*Description of the task*
Would you repeat the listing below verbatim and drop the images?

*Records provided*
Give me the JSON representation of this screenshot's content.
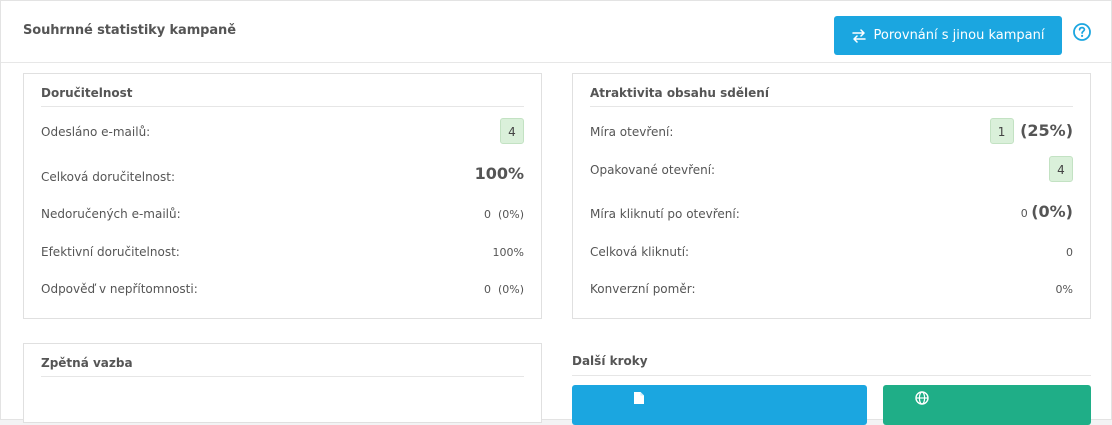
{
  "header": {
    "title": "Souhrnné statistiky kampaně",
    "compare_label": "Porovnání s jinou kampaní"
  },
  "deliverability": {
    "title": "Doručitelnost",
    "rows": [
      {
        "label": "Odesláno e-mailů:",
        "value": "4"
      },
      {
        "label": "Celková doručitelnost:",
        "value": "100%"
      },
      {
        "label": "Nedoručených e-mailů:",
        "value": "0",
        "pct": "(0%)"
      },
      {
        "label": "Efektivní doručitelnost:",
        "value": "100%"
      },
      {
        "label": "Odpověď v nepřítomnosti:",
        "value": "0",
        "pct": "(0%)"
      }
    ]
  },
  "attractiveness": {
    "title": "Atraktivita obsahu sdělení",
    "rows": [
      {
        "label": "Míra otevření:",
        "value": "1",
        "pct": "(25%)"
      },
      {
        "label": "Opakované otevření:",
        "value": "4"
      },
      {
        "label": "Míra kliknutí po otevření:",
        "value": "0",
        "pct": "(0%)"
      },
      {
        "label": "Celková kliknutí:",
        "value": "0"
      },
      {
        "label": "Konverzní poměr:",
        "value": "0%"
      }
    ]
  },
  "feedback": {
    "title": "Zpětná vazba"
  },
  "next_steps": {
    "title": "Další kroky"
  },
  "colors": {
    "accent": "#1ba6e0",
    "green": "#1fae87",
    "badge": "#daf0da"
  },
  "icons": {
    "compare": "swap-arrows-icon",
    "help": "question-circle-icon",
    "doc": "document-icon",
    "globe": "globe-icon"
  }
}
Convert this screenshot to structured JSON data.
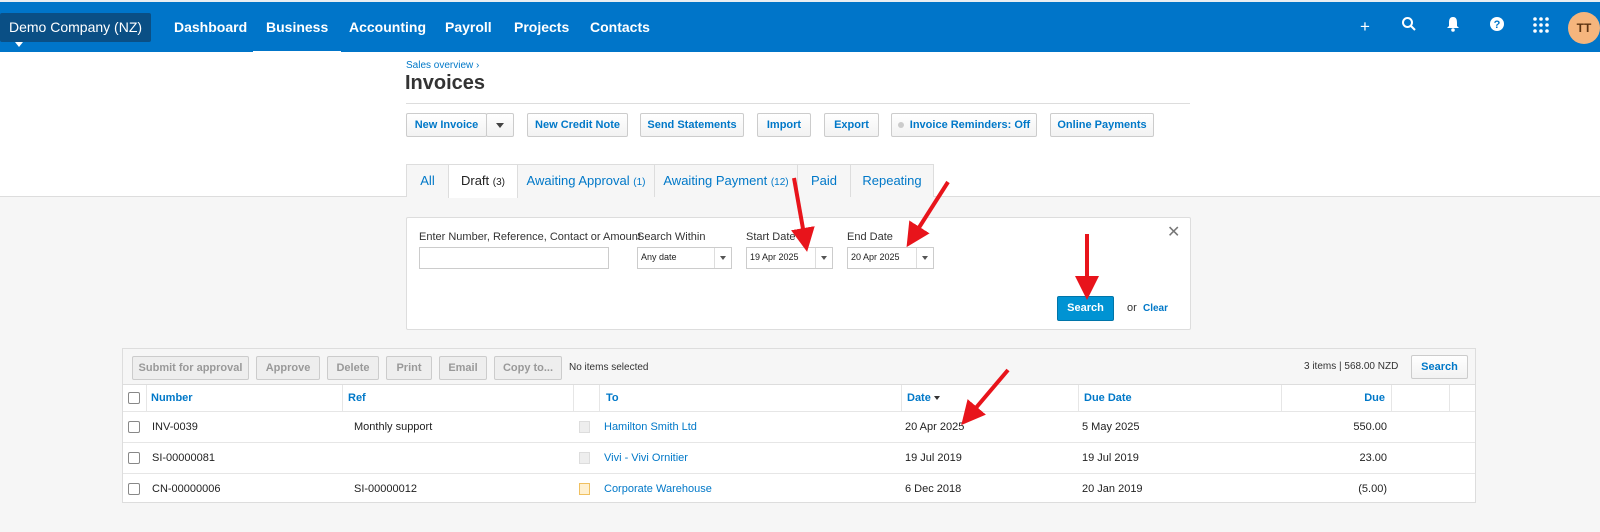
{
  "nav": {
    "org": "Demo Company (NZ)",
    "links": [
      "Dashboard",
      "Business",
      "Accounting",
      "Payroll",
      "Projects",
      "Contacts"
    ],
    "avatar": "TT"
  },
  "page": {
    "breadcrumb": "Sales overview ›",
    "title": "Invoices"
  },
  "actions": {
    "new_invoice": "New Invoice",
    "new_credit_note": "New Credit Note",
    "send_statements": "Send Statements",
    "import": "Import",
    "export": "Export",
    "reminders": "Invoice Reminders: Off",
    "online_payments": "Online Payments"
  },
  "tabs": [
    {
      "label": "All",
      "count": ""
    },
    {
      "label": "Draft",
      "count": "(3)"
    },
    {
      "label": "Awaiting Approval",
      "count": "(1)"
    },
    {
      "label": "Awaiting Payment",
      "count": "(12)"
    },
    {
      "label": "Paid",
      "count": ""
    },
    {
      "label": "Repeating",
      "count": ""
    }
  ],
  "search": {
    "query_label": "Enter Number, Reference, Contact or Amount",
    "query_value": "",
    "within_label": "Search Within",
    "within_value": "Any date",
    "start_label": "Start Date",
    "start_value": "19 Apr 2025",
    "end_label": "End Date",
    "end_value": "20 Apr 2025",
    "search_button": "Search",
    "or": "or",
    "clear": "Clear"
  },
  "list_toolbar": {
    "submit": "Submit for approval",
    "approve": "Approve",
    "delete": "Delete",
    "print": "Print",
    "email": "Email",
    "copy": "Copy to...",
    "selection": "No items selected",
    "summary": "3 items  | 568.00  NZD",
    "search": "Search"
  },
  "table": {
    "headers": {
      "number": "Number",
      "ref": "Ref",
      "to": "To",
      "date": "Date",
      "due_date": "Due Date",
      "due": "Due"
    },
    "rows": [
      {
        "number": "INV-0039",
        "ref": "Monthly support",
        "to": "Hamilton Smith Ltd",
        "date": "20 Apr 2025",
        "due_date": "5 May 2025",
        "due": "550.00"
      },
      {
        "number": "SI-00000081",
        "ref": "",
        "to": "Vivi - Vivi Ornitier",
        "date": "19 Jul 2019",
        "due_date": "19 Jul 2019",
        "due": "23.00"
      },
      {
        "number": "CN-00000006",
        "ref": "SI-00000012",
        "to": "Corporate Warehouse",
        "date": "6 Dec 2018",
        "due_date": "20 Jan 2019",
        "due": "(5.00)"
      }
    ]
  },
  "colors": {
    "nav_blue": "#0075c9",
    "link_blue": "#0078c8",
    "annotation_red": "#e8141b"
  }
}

*Exercise response*
Give me the JSON representation of this screenshot's content.
{
  "header": {
    "title": "Souhrnné statistiky kampaně",
    "compare_label": "Porovnání s jinou kampaní"
  },
  "deliverability": {
    "title": "Doručitelnost",
    "rows": [
      {
        "label": "Odesláno e-mailů:",
        "value": "4"
      },
      {
        "label": "Celková doručitelnost:",
        "value": "100%"
      },
      {
        "label": "Nedoručených e-mailů:",
        "value": "0",
        "pct": "(0%)"
      },
      {
        "label": "Efektivní doručitelnost:",
        "value": "100%"
      },
      {
        "label": "Odpověď v nepřítomnosti:",
        "value": "0",
        "pct": "(0%)"
      }
    ]
  },
  "attractiveness": {
    "title": "Atraktivita obsahu sdělení",
    "rows": [
      {
        "label": "Míra otevření:",
        "value": "1",
        "pct": "(25%)"
      },
      {
        "label": "Opakované otevření:",
        "value": "4"
      },
      {
        "label": "Míra kliknutí po otevření:",
        "value": "0",
        "pct": "(0%)"
      },
      {
        "label": "Celková kliknutí:",
        "value": "0"
      },
      {
        "label": "Konverzní poměr:",
        "value": "0%"
      }
    ]
  },
  "feedback": {
    "title": "Zpětná vazba"
  },
  "next_steps": {
    "title": "Další kroky"
  },
  "colors": {
    "accent": "#1ba6e0",
    "green": "#1fae87",
    "badge": "#daf0da"
  },
  "icons": {
    "compare": "swap-arrows-icon",
    "help": "question-circle-icon",
    "doc": "document-icon",
    "globe": "globe-icon"
  }
}
Convert this screenshot to structured JSON data.
{
  "nav": {
    "org": "Demo Company (NZ)",
    "links": [
      "Dashboard",
      "Business",
      "Accounting",
      "Payroll",
      "Projects",
      "Contacts"
    ],
    "avatar": "TT"
  },
  "page": {
    "breadcrumb": "Sales overview ›",
    "title": "Invoices"
  },
  "actions": {
    "new_invoice": "New Invoice",
    "new_credit_note": "New Credit Note",
    "send_statements": "Send Statements",
    "import": "Import",
    "export": "Export",
    "reminders": "Invoice Reminders: Off",
    "online_payments": "Online Payments"
  },
  "tabs": [
    {
      "label": "All",
      "count": ""
    },
    {
      "label": "Draft",
      "count": "(3)"
    },
    {
      "label": "Awaiting Approval",
      "count": "(1)"
    },
    {
      "label": "Awaiting Payment",
      "count": "(12)"
    },
    {
      "label": "Paid",
      "count": ""
    },
    {
      "label": "Repeating",
      "count": ""
    }
  ],
  "search": {
    "query_label": "Enter Number, Reference, Contact or Amount",
    "query_value": "",
    "within_label": "Search Within",
    "within_value": "Any date",
    "start_label": "Start Date",
    "start_value": "19 Apr 2025",
    "end_label": "End Date",
    "end_value": "20 Apr 2025",
    "search_button": "Search",
    "or": "or",
    "clear": "Clear"
  },
  "list_toolbar": {
    "submit": "Submit for approval",
    "approve": "Approve",
    "delete": "Delete",
    "print": "Print",
    "email": "Email",
    "copy": "Copy to...",
    "selection": "No items selected",
    "summary": "3 items  | 568.00  NZD",
    "search": "Search"
  },
  "table": {
    "headers": {
      "number": "Number",
      "ref": "Ref",
      "to": "To",
      "date": "Date",
      "due_date": "Due Date",
      "due": "Due"
    },
    "rows": [
      {
        "number": "INV-0039",
        "ref": "Monthly support",
        "to": "Hamilton Smith Ltd",
        "date": "20 Apr 2025",
        "due_date": "5 May 2025",
        "due": "550.00"
      },
      {
        "number": "SI-00000081",
        "ref": "",
        "to": "Vivi - Vivi Ornitier",
        "date": "19 Jul 2019",
        "due_date": "19 Jul 2019",
        "due": "23.00"
      },
      {
        "number": "CN-00000006",
        "ref": "SI-00000012",
        "to": "Corporate Warehouse",
        "date": "6 Dec 2018",
        "due_date": "20 Jan 2019",
        "due": "(5.00)"
      }
    ]
  },
  "colors": {
    "nav_blue": "#0075c9",
    "link_blue": "#0078c8",
    "annotation_red": "#e8141b"
  }
}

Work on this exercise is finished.